Evaluation of drug release from gels on pig nasal mucosa in a horizontal Ussing chamber
2002 (English)In: Journal of Controlled Release, ISSN 0168-3659, E-ISSN 1873-4995, Vol. 83, no 3, 377-388 p.Article in journal (Refereed) Published
In this study, controlled release gel formulations containing dihydroalprenolol (DHA), hydrocortisone (HC) or testosterone (TS) in Carbopol 934P (C934) were evaluated using pig nasal mucosa in a horizontal Ussing chamber. The controlled release gel formulations were designed by including DHA in vesicle bilayers formed with sodium dodecyl sulphate (SDS) (1.4 and 36 mM) and by partitioning TS to the core of Brij 58 (B58, 1%) micelles. For comparison, unmodified gels and solutions of the drugs and additives were examined in parallel experiments. The viability and toxicity were evaluated with electrophysiological measurements and light microscopy. The results showed that C934 did not affect the viability of the mucosa and that the rate and profile of the appearance on the receiver side was independent of whether the substances were released from an unmodified gel or an unmodified solution. Continuous electrophysiological measurements made during exposure showed that B58 (1%) and SDS (1.4 mM) inactivated the mucosa, whereas SDS (36 mM) activated it. Investigations made after a 90-min exposure to the formulations showed that all the modified gels had inactivated the mucosa and had negative effects on the morphology. For the TS-B58 (1%) and the DHA-SDS (36 mM) gels, the rate-limiting step in transport was the release from the formulation. The results confirmed that gels from C934 are suitable for nasal administration and also clearly indicated the different degrees of toxicity of the controlled release formulations evaluated in this study. The horizontal Ussing chamber method was a suitable tool for the evaluation of gels for nasal administration.

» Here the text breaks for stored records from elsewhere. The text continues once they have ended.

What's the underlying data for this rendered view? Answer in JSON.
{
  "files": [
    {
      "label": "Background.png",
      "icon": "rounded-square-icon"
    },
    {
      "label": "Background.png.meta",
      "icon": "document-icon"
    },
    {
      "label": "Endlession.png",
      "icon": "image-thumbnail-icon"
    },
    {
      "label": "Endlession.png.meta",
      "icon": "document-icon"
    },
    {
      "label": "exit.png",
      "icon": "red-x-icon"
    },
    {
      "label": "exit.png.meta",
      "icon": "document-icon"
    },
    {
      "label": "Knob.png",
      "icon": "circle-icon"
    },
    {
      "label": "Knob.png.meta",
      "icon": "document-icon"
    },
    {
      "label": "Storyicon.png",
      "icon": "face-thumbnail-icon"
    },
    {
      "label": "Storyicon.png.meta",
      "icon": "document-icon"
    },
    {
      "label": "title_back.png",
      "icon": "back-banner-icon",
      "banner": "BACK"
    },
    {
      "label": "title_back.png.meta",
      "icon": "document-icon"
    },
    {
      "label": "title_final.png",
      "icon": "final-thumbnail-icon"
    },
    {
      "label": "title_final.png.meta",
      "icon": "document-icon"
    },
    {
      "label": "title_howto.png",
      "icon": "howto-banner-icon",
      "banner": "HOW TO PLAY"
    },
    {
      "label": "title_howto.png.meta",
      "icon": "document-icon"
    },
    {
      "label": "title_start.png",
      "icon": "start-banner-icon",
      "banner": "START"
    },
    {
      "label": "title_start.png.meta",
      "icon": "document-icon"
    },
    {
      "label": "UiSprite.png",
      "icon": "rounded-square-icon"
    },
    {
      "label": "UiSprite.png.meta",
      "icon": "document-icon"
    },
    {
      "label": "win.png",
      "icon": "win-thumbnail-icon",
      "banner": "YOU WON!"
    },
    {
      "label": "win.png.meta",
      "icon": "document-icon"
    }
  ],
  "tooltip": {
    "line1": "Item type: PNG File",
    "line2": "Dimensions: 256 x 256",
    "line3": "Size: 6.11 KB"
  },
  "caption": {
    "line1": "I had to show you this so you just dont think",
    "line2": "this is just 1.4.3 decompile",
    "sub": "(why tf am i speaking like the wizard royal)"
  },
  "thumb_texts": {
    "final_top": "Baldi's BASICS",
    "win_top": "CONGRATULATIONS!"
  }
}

Place, publisher, year, edition, pages
2002. Vol. 83, no 3, 377-388 p.
Medical and Health Sciences
IdentifiersURN: urn:nbn:se:uu:diva-89523DOI: 10.1016/S0168-3659(02)00209-2PubMedID: 12387946OAI: oai:DiVA.org:uu-89523DiVA: diva2:161064